He said: “You had chosen a method of inflicting damage to that target and anyone in it as demonstrated by the purchase of ball bearings and tubes to put them in.
“You had explored means by which you might disguise yourself in order to perpetrate this act and avoid detection.”
Lord Burns added it was clear Ward was “deeply committed” to Neo-Nazi ideology and that if his threats were carried out it would have had “catastrophic results”.
He said: “This involved a high level of research and planning as shown by the vast collection of manuals for the manufacture of IEDs at home.”

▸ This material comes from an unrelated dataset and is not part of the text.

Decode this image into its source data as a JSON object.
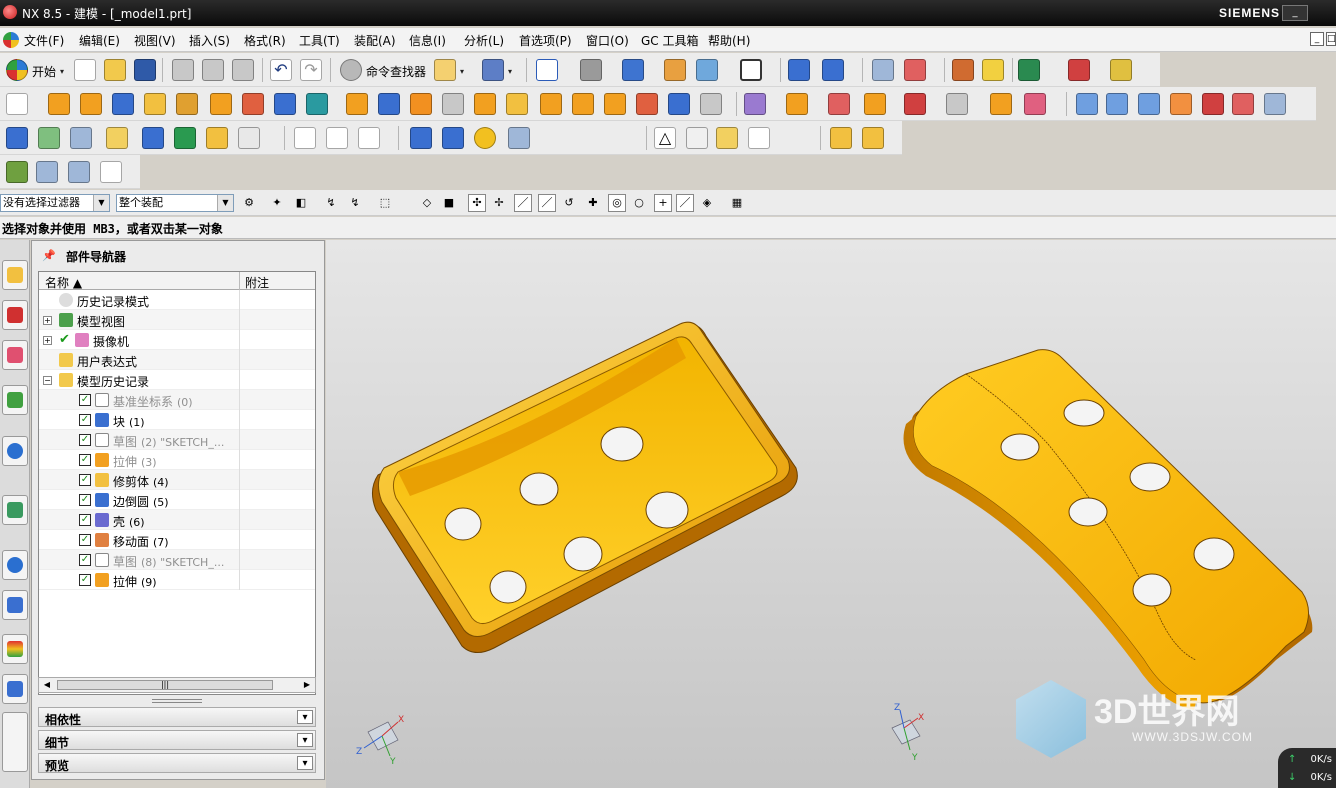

Iman Ibrahim Alwawi, of the Aberdeen Mosque and Islamic Centre, described it as “very sad” that Ward had destroyed his life due to “misinformation and promotion of non-tolerance”.
He said: “We promote tolerance and understanding for all and pray that all communities in Aberdeen can come together in unity and help each other as fellow human beings.”
At a brief hearing at the Court of Criminal Appeal in Edinburgh yesterday, a date was fixed for the appeal next week.